Remove from heat and cool slightly. Add chopped parsley.

3. Heat oven to 450 degrees. (Original recipe calls for toasting breadcrumbs in the oven. I melted a bit of butter and cooked them on the stovetop). While oven is coming to temperature, Heat 1T oil in skillet. Pat artichokes dry and add them to skillet, cut side down. Fry  over moderate heat about 4 minutes until deep golden.

4. Place artichokes cut side up in  large baking dish, Top with fennel mixture. Sprinkle with toasted bread crumbs and bake 15 minutes, or until heated through

5. Arrange 2 artichoke halves on a plate. In a bowl, toss the parsley leaves with the remaining 1T oil and 1/2 tsp lemon juice seasoned with salt and pepper. atop with a bit more parsley and serve.
 (I apologize for not having a photo of completed dish - the picture I thought I thought took was no where on my camera.)( To eat the artichokes, my friend explained that each leaf is separated and only the very bottom of the leaf is consumed. There is a small "meaty" area that is scraped out and eaten. Scraped out either with the teeth or a knife. I was surprised at how very little there was to actually eat.)

As for taste, the fennel mixture was very good. The artichokes, not so much. I was very disappointed with their flavor. Basically, the 'chokes were tasteless. I did not feel they offered anything to the dish, except as  a vessel for the fennel. Maybe this was just a bland artichoke in they way that winter tomatoes really don't resemble ripe summer tomatoes. No matter, I will not be trying artichokes again any time soon.

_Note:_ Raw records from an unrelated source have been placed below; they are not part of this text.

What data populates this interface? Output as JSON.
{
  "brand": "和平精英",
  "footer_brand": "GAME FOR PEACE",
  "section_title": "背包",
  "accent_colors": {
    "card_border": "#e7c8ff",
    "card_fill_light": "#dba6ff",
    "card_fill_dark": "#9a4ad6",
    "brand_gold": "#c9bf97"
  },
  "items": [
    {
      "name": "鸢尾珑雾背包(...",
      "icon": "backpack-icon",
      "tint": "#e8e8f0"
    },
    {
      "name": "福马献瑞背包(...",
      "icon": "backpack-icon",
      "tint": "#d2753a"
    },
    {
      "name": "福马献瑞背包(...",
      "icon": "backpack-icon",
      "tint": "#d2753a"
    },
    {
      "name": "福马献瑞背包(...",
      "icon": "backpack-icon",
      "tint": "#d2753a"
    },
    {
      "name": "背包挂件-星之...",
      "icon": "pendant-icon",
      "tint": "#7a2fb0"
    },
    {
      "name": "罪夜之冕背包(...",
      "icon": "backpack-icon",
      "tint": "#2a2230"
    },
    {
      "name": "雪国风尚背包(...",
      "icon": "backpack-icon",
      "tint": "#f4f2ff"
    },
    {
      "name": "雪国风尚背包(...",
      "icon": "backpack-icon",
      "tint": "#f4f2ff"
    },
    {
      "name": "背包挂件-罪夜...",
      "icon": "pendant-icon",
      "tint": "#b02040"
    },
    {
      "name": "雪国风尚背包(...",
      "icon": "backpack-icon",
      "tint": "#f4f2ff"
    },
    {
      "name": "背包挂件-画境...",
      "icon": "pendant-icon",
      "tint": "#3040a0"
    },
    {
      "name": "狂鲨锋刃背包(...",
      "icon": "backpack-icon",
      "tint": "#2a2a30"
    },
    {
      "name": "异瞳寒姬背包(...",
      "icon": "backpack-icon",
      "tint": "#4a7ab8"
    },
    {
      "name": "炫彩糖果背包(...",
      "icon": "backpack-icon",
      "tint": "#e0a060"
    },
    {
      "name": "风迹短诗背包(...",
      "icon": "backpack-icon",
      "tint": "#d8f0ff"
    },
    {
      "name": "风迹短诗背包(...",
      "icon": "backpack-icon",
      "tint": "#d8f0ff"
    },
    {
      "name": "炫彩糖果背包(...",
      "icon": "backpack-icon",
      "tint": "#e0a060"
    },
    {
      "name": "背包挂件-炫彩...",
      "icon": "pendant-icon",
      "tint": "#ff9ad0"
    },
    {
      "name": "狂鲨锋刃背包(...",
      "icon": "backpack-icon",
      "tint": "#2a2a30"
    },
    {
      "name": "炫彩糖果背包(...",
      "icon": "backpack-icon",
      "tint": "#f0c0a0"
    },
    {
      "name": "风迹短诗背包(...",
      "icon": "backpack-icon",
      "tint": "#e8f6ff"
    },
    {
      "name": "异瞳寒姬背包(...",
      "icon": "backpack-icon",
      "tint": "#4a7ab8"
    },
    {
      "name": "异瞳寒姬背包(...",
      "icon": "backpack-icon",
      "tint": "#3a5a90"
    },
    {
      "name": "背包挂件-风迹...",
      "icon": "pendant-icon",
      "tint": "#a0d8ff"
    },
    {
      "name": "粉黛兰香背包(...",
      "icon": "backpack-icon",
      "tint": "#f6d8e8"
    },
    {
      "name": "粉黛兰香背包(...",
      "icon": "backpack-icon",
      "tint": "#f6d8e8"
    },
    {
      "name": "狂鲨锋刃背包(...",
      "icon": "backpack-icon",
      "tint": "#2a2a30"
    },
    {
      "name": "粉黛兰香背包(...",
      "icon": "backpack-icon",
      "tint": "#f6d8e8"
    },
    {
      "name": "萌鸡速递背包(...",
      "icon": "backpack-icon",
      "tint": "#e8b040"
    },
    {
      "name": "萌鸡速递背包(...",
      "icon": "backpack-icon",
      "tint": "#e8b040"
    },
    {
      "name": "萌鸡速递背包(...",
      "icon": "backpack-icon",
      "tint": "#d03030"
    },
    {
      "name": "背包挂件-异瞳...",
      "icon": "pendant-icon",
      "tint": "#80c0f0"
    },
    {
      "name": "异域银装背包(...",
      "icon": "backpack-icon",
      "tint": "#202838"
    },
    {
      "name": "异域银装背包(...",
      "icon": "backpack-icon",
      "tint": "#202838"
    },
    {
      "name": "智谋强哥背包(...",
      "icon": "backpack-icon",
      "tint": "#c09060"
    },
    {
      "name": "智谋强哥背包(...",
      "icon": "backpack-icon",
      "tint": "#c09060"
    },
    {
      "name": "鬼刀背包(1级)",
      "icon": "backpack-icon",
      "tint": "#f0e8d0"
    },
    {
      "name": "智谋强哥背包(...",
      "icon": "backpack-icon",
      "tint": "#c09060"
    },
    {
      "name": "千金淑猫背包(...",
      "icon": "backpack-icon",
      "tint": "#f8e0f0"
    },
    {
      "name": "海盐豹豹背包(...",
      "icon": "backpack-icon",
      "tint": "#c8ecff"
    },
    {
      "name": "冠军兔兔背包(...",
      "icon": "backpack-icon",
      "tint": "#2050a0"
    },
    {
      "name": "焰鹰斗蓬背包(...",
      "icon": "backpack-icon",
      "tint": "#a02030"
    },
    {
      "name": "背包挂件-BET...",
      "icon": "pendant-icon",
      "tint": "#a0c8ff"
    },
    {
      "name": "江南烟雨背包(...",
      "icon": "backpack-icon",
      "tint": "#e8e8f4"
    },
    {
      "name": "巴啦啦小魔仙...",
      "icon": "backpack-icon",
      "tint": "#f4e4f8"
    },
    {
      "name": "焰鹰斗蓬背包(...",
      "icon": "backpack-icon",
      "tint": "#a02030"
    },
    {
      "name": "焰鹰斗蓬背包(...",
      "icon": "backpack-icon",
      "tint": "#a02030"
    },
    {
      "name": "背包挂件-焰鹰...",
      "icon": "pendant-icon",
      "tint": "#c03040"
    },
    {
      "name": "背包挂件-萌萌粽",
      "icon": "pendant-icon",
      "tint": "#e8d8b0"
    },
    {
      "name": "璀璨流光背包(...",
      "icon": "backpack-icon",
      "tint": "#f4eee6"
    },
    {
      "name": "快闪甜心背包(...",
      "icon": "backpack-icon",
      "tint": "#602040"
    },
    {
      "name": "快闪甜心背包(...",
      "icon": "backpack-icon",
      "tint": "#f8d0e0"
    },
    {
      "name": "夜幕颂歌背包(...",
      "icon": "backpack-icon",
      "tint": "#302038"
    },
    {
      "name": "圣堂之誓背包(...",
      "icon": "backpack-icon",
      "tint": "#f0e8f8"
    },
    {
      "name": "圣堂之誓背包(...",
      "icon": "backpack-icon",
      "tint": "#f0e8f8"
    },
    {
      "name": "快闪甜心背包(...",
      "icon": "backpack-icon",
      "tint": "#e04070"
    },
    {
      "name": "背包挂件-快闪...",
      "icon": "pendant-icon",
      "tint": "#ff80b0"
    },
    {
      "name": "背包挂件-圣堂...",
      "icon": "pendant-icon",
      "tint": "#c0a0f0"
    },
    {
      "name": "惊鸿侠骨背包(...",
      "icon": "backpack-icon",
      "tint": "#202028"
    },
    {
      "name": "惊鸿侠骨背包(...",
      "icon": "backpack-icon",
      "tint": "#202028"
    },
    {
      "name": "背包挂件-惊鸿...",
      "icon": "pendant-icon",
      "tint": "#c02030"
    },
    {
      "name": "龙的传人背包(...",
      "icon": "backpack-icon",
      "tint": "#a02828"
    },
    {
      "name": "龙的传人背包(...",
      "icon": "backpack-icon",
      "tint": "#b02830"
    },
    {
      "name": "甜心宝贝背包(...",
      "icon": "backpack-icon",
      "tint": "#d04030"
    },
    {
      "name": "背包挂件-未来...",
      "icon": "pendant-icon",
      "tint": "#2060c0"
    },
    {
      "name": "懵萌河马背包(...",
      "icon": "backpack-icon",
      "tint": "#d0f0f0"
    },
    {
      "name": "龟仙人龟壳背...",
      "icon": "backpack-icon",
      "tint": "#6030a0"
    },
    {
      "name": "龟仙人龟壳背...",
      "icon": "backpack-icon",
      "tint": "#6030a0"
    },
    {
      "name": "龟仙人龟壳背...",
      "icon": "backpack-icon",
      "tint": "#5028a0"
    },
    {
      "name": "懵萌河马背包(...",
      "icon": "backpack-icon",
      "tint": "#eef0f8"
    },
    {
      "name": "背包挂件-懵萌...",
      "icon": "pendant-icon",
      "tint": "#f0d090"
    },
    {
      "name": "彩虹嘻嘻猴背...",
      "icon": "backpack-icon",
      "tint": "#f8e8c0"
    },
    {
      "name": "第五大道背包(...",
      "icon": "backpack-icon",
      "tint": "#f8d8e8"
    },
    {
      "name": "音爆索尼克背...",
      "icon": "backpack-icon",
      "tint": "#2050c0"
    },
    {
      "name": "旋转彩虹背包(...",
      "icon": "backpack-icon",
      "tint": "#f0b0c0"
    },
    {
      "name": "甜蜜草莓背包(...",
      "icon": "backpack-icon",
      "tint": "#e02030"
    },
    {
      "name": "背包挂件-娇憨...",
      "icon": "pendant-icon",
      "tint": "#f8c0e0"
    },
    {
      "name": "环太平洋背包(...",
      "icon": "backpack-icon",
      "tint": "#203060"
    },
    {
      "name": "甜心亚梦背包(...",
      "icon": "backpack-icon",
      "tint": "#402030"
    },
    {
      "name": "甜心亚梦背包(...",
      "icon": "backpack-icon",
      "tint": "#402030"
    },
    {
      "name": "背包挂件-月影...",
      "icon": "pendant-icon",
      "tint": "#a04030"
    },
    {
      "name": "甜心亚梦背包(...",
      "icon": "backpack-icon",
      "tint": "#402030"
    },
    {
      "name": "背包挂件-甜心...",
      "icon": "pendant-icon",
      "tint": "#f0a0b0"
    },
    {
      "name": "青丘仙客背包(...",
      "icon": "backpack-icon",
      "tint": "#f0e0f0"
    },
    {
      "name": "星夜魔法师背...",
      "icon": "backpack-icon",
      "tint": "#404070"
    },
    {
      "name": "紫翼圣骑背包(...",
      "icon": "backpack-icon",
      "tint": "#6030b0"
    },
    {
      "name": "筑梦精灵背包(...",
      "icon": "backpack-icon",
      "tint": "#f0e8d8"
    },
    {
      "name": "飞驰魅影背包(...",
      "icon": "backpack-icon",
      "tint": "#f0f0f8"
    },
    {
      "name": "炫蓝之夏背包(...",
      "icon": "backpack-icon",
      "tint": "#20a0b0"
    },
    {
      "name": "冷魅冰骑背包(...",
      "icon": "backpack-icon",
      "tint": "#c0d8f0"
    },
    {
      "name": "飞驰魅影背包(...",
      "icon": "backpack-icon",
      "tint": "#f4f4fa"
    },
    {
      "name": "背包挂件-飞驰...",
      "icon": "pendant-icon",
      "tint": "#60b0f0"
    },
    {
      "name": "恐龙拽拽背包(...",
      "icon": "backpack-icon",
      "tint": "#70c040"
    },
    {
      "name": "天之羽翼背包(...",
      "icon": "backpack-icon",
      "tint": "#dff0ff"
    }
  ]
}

It should be said that I do not fault the Food and Wine recipe in any way. I suppose I just do not appreciate the delicate flavor of the artichoke. And my friend? She steams them and dips them in melted butter and loves them. I guess this is a case of "to each his own". If anyone has anything to change my mind about these, please let me know. And I cannot imagine making artichoke dip.